Today’s word of the day on dictionary.com is a whopper, and therefore quite the challenge when constrained by the limited syllable budget of a Haiku. I shall nevertheless give it its due. Perlocutionary is an adjective that describes a type of speech that persuades, enlightens, inspires, frightens, or amuses the listener, causing them to act. Philosopher, J.L. Austin explains it perfectly in this excerpt from “How to Do Things with Words”, written in 1962: “We can similarly distinguish the locutionary act ‘he said that’ …from the illocutionary act ‘he argued that’…and the perlocutionary act ‘he convinced me that’…”
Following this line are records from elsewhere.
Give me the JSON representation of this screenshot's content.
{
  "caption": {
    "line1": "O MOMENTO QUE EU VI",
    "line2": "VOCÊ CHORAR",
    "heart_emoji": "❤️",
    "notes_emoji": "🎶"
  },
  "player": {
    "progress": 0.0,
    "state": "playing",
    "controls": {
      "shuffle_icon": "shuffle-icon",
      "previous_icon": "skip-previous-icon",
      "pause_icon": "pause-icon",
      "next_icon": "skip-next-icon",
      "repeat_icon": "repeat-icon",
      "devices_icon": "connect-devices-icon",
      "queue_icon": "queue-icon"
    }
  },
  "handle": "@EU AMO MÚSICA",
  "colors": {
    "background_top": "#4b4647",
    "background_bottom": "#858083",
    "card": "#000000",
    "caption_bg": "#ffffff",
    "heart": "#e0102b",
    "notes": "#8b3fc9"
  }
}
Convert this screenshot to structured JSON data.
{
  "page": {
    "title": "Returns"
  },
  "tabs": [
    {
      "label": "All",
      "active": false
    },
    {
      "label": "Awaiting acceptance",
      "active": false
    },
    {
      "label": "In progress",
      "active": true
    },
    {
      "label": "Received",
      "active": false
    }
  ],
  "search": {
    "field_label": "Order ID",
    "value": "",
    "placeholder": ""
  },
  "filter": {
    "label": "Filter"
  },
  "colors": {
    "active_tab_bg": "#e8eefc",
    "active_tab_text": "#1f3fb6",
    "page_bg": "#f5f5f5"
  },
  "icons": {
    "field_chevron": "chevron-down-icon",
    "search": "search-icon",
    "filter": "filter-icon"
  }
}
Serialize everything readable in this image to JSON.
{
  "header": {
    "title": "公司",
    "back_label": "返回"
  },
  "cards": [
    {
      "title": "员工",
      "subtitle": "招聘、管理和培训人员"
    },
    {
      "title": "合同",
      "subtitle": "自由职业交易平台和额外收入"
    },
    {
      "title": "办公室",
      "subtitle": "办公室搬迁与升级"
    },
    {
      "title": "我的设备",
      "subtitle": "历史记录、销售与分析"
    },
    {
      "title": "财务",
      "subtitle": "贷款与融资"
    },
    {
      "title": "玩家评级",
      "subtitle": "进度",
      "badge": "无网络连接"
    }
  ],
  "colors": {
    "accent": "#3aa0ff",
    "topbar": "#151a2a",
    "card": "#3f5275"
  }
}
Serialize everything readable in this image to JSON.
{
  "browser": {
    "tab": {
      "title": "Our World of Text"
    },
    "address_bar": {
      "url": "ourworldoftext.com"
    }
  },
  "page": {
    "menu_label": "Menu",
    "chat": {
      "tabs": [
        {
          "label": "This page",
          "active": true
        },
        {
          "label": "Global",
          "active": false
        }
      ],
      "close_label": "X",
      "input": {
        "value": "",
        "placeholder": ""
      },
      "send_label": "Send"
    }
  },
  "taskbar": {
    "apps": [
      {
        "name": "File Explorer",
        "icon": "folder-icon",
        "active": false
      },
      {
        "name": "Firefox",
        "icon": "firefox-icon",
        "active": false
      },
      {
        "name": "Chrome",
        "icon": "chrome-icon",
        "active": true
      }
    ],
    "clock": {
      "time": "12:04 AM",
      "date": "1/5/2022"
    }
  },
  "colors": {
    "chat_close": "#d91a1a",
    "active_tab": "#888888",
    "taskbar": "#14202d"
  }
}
The word perlocution has been around since the 16th century originally meaning the act of speaking. It basis was formed from the Latin locutio, “speech, speaking, discourse”, a derivative of the verb loqui, “to speak”. Its present iteration as a noun and adjective did not enter the English language until the 20th century with the addition of the prefix ‘per’ meaning “through, complete or perfect” (as in brought to completion).
I learned that there are stages in the application of locutionary, illocutionary and perlocutionary acts. While it would seem that the latter is the more refined direct act of the three I was surprised to discover that, in fact, infants between the age of 0-8 months are masters in the art of perlocutionary discourse through the use of sounds and gestures. Every whimper, coo and cry has an affect on the hearer, causing them to act. Eventually the child begins to repeat actual words (locutionary acts) and to apply them with meaning as in the words “no” or “why” (illocutionary acts).
It’s all very interesting of course. And way over my head. I have rarely bothered myself to determine whether a speech or statement is locutionary, illocutionary or perlocutionary, but I do admit to being moved and swayed by words. A simple cry for help raises my adrenaline and propels me into help mode. And a temper tantrum can shut me down in no time flat.
We are so easily convinced by words. I doubt that I’ll take time to analyze the words that move me, next time it happens. Even though I now have a word for it. Perlocutionary acts…my biggest challenge at the moment is figuring out how to fit a six syllable word into a Haiku. But at least now you have a new word to file in your vocabulary drawer under “words that are nice to know”.😊
words of gloom and doom,
drive fools to folly